• Saved entries
+===+

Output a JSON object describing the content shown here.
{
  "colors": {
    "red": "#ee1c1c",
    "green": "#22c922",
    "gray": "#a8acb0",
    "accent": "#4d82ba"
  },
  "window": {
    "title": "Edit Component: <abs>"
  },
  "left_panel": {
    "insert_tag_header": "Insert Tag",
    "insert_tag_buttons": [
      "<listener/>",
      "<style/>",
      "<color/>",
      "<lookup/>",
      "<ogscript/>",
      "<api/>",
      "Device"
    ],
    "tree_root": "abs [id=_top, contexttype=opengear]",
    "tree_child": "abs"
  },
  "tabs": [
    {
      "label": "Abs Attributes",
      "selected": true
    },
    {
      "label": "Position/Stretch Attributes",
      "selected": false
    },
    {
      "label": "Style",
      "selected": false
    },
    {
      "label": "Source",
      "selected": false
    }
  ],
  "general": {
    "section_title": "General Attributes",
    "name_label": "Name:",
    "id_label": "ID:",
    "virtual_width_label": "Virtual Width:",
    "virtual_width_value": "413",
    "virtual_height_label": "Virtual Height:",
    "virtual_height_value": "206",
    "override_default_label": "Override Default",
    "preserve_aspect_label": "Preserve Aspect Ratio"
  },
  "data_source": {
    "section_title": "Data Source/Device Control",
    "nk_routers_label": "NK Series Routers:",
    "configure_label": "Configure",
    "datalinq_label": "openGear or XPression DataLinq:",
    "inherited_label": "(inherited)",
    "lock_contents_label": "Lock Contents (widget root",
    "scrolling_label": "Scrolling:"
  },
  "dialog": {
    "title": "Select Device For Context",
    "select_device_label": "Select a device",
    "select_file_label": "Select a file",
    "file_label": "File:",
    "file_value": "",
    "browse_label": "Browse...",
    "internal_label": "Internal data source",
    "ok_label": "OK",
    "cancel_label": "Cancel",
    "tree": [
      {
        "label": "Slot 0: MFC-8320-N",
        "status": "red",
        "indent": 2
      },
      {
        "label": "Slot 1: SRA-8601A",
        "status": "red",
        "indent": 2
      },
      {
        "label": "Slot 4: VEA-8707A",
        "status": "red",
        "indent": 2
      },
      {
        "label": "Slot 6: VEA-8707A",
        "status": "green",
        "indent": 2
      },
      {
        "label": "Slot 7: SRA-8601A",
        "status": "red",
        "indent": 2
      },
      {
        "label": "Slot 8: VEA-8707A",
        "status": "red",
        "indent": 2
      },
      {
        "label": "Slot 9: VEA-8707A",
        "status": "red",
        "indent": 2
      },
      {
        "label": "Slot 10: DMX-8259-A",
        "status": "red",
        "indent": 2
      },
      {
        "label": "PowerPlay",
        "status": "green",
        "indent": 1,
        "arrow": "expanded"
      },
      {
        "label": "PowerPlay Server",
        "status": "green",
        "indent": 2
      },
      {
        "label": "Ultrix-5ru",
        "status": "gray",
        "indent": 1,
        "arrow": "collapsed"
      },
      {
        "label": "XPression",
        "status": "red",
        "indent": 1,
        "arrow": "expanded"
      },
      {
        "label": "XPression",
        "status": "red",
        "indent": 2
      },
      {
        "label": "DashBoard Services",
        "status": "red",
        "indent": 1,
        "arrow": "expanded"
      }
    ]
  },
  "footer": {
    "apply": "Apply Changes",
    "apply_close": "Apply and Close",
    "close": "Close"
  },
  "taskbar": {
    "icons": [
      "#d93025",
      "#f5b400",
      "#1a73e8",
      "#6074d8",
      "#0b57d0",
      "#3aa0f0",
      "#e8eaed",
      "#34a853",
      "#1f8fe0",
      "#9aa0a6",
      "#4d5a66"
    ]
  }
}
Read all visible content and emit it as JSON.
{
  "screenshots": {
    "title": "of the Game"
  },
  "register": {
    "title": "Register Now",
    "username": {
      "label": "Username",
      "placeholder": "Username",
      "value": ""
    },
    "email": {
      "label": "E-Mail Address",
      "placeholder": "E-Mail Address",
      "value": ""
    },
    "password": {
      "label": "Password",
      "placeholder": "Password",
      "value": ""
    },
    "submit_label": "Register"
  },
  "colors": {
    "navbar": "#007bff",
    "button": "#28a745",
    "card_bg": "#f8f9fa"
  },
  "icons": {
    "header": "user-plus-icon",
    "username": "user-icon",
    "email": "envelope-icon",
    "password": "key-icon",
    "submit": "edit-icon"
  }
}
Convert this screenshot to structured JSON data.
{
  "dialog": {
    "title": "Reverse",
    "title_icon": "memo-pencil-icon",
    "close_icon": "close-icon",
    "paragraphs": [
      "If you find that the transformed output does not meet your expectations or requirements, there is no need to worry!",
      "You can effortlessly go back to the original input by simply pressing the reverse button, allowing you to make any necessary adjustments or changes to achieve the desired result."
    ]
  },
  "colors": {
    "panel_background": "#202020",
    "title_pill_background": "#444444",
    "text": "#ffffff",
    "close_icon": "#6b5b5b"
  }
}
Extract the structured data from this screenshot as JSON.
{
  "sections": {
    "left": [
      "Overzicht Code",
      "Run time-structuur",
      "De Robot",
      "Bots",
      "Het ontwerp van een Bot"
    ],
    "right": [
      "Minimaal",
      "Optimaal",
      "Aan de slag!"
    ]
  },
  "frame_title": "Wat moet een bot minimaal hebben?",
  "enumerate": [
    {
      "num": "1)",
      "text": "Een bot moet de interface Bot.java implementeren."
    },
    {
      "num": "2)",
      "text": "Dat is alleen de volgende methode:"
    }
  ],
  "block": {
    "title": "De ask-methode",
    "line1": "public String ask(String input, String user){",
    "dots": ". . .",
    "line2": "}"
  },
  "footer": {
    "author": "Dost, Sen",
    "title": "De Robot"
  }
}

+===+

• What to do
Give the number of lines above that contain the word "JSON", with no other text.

• Task solution
4